Here's an introductory video explaining how the Hanon finger exercise patterns work.
Download the hard copies (Nos. 1 to 10) here.
The problem with these versions is two-fold. Firstly, they span two octaves, more than is needed to practice, in the author's opinion (on the grounds that you would gain more from practicing one octave each of two patterns than two octaves of the same pattern).
Secondly, and partly as a result, they present an off-putting dense, black, and frankly doom-laden appearance, stifling critical practice and inhibiting innovation.
Musicarta response has been to offer a video introduction to the first ten Hanon exercises which has proven immensely popular but in its original www.musicarta.com incarnation and on Udemy and Skillshare.

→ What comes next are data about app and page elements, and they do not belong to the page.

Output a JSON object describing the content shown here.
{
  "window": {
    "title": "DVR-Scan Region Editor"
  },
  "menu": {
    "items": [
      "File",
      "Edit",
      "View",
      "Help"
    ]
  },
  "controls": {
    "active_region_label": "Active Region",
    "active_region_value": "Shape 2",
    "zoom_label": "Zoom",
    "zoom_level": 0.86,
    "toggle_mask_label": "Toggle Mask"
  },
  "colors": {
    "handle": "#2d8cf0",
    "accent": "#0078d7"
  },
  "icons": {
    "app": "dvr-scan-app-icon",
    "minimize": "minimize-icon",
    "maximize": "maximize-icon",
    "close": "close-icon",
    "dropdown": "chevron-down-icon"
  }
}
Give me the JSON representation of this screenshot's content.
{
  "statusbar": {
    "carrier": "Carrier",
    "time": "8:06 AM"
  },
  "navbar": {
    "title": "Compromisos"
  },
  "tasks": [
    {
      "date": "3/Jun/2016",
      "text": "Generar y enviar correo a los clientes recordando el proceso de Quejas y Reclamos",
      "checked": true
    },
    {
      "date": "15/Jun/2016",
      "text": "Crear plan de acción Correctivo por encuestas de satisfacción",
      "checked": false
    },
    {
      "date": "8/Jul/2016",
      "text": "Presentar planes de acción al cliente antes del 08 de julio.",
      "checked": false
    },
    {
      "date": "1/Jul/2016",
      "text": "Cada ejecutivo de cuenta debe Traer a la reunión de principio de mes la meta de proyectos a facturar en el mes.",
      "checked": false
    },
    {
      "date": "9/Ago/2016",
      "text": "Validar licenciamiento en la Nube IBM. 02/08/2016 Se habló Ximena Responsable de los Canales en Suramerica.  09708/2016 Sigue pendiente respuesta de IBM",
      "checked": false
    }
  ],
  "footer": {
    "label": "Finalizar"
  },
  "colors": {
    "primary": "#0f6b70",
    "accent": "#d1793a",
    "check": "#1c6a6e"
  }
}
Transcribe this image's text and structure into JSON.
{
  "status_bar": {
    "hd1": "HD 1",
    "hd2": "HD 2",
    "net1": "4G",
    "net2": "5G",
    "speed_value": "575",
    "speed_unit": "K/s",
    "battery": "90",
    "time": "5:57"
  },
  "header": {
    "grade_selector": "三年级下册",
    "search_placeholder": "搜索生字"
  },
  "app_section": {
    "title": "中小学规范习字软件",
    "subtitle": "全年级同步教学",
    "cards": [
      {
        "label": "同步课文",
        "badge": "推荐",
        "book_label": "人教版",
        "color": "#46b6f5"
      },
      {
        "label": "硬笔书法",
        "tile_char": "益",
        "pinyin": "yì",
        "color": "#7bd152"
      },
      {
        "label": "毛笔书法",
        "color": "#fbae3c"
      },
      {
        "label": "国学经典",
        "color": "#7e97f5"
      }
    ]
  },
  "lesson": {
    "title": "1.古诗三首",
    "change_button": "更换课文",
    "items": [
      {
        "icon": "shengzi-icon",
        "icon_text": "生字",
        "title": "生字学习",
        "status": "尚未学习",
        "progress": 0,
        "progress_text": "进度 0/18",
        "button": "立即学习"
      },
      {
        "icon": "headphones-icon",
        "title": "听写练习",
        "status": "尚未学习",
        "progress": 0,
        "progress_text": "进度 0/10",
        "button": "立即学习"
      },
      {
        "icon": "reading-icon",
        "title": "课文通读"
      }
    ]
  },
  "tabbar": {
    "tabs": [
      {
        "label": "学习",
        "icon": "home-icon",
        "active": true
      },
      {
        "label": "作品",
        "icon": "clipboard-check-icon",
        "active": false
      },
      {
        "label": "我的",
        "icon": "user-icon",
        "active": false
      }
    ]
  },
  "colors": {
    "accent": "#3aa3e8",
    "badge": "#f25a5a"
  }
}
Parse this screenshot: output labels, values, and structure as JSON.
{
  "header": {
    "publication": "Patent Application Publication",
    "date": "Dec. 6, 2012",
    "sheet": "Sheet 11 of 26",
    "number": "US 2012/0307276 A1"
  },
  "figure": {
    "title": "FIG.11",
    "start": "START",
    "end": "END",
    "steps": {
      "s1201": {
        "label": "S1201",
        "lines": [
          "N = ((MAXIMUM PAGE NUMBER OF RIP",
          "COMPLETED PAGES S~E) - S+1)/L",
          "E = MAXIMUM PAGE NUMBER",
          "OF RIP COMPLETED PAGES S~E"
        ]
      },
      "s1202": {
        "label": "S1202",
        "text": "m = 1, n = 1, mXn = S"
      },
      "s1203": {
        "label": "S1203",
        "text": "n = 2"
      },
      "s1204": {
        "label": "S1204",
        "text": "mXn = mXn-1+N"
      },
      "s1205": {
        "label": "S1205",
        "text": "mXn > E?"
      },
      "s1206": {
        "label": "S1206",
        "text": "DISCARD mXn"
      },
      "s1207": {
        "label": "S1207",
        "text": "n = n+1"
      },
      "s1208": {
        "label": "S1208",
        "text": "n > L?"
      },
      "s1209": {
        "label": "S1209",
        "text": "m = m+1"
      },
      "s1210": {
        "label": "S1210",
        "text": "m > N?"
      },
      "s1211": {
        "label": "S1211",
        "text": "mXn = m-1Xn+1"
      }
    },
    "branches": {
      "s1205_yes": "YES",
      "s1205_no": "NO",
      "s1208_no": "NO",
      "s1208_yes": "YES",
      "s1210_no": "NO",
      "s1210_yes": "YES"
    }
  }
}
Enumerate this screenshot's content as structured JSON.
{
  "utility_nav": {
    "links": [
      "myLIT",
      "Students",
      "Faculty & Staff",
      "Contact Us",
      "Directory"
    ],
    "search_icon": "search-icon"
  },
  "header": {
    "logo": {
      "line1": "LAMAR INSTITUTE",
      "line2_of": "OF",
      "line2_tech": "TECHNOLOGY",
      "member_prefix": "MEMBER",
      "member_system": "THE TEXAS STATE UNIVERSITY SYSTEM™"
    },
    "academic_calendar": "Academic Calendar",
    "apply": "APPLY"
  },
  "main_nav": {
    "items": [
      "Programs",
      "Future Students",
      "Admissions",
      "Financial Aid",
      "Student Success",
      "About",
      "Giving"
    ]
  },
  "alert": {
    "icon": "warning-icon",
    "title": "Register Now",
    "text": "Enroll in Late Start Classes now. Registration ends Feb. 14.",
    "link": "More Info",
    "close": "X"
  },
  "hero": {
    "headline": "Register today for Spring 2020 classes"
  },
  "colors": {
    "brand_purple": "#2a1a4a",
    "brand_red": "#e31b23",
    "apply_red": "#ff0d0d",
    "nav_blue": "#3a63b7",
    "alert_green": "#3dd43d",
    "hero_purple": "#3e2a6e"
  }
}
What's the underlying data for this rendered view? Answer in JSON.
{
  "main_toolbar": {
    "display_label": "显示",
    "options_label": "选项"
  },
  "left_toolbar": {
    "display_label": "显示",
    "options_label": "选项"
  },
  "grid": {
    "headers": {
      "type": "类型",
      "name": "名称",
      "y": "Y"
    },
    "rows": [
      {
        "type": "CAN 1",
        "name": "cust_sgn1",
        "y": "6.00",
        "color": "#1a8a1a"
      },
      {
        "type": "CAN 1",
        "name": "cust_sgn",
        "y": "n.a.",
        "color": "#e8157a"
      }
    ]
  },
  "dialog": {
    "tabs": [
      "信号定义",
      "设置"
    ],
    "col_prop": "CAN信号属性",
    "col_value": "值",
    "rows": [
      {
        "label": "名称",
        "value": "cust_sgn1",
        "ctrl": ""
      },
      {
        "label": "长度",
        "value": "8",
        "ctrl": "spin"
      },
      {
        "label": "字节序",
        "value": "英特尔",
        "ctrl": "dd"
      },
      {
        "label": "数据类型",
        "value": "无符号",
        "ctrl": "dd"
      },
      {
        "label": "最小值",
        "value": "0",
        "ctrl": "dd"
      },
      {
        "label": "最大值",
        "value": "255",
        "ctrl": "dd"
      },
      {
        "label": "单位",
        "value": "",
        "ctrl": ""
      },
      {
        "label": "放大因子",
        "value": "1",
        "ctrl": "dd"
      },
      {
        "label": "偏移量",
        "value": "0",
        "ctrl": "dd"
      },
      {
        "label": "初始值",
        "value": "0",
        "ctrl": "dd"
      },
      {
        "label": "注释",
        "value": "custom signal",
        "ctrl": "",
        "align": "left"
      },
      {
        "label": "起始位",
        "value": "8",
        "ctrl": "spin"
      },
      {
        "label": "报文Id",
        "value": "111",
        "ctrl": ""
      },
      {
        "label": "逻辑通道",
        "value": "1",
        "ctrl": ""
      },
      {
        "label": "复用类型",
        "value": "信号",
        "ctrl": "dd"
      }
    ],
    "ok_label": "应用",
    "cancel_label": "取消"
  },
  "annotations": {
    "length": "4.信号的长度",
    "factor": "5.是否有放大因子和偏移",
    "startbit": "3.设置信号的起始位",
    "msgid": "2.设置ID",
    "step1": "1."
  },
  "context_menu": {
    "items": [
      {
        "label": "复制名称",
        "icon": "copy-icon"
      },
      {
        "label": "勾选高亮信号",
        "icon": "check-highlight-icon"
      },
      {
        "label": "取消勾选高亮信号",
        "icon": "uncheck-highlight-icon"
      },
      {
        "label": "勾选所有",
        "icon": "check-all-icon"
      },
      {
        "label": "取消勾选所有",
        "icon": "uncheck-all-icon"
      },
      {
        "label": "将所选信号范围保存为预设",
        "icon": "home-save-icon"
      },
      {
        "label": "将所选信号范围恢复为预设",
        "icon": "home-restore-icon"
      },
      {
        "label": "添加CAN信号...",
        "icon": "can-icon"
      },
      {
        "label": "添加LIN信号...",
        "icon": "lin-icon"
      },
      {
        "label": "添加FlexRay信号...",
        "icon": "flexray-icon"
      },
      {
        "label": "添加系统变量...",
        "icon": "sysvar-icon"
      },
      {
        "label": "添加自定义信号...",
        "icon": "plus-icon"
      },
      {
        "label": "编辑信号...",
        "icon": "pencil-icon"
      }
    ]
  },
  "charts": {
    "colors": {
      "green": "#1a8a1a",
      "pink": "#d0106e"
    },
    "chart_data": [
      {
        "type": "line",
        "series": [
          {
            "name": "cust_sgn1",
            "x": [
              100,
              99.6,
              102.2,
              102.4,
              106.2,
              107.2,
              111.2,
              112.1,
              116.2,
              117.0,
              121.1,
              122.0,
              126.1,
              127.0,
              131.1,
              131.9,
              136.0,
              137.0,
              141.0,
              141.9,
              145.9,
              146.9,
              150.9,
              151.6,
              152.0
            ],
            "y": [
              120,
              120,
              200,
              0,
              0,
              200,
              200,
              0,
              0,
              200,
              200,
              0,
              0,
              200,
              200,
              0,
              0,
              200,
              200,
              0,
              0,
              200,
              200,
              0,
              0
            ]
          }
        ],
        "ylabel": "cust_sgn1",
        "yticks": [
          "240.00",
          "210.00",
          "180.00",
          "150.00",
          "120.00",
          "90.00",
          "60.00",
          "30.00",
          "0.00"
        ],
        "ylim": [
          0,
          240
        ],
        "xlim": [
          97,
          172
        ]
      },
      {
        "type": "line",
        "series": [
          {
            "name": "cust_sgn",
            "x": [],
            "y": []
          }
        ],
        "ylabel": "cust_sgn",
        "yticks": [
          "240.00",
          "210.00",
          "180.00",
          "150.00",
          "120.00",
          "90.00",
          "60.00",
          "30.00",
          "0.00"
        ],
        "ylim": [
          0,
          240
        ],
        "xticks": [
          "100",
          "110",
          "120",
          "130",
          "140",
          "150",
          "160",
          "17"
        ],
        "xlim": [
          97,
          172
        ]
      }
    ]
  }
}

The online pages you are browsing now also have reference audio-visual performances which demonstrate the pattern rehearsed. Listening before playing helps model the performance in advance and pulls the attention away from the written music and towards the performance.
Unlike the original format, the Musicarta versions of the exercises cover one octave only. The first ten exercises are split up over two web pages with page anchors so that pupils can be directed straight to their exercise-of-the-week.
As to the hard copy, which you can download here, Nos. 1 to 10 are presented over one octave only, and only one exercise/pattern per page - for ease of printing off for weekly distribution and to maintain a light look on the page.
A line diagram of the shape of the exercise is given, with an exaggerated thumbnail sketch of the profile to guide you. The more quickly you can see and play 'the pattern', the more quickly you can concentrate on letting the exercises truly improve your technique.
Once pupils understand how the exercises creep up and down the keyboard and can 'spot the pattern' reliably, a Hanon shorthand (Nos. 1-30) version should be all that is needed.
And yes, these are exercises! Try to build up speed, accuracy and volume. Piano playing is a lot more physical than most people at first think, and practicing can usefully approached as if you were training for a sport!